There are several different types of mastectomies. The term “mastectomy” is defined as a surgery where some or all of the breast tissue is removed, and a double mastectomy is the removal of both breasts. The skin sparing mastectomy removes all of the breast tissue except for the breast skin, a nipple-sparing mastectomy removes all of the breast tissue except for the nipple and the areola. Another form of mastectomy is the modified radical mastectomy, where both breast tissues and the lymph node in the underarm are removed. It’s important to know that there are many types of mastectomies and if you are planning to get one you should discuss the options with your doctor to understand which one is best for you.

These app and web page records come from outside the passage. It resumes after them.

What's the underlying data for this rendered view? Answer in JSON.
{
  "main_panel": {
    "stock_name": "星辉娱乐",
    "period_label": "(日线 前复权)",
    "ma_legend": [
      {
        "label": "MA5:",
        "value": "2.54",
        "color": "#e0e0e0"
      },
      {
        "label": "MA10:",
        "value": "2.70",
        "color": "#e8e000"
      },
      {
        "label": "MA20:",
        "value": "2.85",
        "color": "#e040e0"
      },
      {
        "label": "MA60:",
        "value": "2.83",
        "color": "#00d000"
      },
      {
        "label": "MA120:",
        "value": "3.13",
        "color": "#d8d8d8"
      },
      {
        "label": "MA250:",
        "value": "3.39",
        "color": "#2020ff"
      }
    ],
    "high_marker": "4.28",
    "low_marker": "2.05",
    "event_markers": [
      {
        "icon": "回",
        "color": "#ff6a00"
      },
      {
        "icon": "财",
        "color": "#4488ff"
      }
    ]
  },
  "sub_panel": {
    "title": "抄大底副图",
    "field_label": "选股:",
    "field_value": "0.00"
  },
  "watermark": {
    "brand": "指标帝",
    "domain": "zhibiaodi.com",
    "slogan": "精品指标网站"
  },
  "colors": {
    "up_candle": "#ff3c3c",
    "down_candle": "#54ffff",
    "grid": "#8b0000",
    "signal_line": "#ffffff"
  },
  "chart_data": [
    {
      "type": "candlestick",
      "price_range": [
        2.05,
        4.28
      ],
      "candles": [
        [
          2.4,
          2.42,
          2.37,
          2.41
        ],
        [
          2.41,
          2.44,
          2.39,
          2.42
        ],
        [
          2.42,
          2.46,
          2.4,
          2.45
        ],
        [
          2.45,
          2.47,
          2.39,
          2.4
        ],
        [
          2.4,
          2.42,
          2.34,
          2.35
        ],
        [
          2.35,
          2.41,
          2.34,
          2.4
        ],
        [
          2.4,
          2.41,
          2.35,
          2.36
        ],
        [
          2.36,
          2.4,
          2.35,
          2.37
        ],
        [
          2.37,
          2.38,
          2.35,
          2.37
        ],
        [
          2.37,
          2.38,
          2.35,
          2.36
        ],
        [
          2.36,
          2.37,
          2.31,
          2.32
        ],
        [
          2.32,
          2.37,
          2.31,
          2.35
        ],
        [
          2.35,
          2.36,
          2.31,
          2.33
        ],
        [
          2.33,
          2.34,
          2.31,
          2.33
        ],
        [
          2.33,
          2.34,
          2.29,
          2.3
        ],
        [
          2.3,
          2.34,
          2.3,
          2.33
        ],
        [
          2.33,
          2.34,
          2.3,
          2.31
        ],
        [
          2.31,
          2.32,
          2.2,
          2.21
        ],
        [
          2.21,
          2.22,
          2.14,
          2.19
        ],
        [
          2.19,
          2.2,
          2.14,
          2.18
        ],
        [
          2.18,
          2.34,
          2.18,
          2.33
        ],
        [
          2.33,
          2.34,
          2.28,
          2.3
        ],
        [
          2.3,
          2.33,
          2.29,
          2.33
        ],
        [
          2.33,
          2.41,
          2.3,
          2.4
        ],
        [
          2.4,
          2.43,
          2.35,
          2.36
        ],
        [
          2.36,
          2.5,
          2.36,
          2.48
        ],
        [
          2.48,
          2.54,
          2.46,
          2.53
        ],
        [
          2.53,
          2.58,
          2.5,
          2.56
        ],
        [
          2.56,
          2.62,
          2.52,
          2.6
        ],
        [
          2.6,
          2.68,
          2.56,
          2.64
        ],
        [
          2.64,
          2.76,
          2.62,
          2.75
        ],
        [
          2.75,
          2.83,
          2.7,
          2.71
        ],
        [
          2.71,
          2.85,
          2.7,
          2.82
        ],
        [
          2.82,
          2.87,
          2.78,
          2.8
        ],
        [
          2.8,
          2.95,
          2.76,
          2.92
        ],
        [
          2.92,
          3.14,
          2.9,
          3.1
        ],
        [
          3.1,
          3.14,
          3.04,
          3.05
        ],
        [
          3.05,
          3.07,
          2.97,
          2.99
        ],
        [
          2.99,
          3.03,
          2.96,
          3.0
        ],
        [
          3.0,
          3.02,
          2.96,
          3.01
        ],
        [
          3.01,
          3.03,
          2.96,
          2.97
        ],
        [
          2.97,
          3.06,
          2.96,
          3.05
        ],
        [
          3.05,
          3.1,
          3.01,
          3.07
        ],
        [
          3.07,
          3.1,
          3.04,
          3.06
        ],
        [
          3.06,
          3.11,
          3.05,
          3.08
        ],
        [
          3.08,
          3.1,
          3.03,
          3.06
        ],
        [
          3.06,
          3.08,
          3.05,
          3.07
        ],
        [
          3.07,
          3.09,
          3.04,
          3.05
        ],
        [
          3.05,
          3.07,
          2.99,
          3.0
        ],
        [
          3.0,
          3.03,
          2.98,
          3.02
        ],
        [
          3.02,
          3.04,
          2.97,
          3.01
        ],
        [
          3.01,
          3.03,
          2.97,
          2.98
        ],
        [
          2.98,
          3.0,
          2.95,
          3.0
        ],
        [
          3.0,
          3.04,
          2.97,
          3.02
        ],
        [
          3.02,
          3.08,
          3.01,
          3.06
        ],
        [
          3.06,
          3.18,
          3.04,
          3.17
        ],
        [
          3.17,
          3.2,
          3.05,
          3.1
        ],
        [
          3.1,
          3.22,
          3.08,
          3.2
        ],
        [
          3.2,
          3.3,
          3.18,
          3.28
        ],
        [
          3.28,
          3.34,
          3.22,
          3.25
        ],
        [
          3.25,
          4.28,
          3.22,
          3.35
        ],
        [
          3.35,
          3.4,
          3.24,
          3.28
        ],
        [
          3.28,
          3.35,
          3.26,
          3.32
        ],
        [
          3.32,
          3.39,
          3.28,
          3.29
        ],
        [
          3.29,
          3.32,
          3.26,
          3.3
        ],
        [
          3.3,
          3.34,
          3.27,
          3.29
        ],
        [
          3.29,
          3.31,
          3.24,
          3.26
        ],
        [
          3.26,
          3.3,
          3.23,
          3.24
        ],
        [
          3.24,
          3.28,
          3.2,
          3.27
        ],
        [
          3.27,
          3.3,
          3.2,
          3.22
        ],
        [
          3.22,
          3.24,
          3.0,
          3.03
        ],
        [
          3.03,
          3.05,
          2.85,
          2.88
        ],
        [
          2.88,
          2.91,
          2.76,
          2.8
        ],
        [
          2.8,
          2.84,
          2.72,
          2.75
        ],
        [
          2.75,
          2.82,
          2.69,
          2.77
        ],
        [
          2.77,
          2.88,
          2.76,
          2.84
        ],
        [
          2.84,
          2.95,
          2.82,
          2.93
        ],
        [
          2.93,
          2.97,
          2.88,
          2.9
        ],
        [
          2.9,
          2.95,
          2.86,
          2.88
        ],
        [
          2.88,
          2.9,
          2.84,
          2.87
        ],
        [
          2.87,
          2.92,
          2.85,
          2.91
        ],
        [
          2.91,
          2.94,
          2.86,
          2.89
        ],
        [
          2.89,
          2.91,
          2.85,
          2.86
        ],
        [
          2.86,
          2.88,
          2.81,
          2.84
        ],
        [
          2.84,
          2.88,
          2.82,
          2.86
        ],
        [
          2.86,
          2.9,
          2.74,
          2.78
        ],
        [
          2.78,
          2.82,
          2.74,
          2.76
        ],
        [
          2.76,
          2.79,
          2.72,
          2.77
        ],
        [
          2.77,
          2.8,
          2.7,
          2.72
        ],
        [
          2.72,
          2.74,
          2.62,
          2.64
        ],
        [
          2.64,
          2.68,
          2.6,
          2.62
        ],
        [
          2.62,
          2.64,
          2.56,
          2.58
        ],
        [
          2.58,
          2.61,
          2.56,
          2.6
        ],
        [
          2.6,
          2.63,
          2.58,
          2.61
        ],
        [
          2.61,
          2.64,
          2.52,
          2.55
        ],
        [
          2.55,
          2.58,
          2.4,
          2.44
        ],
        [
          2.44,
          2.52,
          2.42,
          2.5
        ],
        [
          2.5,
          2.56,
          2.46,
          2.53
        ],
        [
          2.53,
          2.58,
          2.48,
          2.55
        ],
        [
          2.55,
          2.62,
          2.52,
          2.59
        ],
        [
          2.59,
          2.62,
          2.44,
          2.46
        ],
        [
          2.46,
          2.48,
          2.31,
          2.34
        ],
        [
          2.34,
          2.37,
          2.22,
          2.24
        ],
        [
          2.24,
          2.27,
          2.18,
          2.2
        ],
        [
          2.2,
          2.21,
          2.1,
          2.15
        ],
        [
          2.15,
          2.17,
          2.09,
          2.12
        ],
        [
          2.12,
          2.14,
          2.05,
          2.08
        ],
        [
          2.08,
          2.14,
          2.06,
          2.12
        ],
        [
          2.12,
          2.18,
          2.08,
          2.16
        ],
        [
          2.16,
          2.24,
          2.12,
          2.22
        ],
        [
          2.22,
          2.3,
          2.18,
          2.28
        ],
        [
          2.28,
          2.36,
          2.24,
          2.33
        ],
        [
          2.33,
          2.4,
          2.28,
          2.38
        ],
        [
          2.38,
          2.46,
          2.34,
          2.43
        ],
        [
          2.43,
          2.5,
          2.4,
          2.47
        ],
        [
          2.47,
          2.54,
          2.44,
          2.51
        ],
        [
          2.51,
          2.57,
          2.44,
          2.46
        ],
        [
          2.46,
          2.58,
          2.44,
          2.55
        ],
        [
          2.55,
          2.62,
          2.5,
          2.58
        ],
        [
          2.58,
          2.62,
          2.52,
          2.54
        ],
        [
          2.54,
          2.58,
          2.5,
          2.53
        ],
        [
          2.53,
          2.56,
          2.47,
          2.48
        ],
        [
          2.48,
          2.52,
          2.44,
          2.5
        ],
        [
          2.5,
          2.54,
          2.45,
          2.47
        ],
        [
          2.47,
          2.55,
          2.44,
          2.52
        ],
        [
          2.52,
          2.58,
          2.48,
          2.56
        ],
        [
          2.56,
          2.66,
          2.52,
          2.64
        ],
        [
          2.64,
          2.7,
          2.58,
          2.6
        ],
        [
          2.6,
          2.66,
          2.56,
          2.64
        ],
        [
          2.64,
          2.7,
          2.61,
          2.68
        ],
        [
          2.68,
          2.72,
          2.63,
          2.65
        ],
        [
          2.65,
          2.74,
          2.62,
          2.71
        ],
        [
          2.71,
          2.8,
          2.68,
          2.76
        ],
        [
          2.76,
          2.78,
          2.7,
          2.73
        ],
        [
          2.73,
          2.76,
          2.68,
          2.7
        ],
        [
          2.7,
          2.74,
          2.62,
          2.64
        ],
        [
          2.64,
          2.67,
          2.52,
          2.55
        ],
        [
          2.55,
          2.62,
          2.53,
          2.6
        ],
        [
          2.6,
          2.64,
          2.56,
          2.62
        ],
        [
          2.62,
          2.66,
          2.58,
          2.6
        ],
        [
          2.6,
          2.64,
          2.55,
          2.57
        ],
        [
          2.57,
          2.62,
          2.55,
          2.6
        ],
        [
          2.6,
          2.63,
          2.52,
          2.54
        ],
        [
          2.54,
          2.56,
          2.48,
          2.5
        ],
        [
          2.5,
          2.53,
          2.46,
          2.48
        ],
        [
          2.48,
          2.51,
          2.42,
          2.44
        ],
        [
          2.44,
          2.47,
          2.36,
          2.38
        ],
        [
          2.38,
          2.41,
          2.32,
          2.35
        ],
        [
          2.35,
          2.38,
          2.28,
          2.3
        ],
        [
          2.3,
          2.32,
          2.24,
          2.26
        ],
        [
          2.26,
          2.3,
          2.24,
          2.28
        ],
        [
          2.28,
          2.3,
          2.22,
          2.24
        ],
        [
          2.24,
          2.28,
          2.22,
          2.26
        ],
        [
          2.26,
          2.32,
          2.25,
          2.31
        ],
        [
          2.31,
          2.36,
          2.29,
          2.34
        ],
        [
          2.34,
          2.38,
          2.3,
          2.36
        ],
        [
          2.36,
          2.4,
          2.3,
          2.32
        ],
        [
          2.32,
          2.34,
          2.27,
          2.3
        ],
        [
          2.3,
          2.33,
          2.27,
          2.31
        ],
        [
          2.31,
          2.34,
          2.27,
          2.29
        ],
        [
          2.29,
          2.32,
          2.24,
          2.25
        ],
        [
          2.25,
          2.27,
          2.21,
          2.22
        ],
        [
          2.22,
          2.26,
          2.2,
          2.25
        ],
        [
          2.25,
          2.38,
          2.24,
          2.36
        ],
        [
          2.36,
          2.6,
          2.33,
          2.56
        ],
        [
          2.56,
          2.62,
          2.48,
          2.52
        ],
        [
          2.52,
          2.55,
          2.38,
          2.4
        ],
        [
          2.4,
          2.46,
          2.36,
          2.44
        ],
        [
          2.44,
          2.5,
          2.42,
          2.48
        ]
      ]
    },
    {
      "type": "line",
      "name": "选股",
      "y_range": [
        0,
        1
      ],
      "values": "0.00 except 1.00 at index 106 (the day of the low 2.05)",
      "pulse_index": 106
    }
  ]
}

As in Angelina’s case, a mastectomy can be done for prevention, not just for patients who have been diagnosed with breast cancer. Men can also get mastectomies. It is definitely less common for men to get mastectomies than women, but it’s good to know that this surgery is not just for women. According to unpublished data that was released to CNN, the number of patients wanting a preventative mastectomy has risen from 8% in 2010 to 12.6% in 2011, and 14% in 2012.
If you have a strong history of breast cancer in your family it is very important to get genetic testing done. In Angelina’s case, her mother passed away from ovarian cancer, which is known as the silent killer, is also something you should be regularly screened for if you have a history of it in your family. Genetic testing won’t hurt and it will definitely be beneficial to your health in the long run!Source: http://www.policymic.com/articles/41659/what-is-a-mastectomy-angelina-jolie-s-preventative-cancer-treatment-understood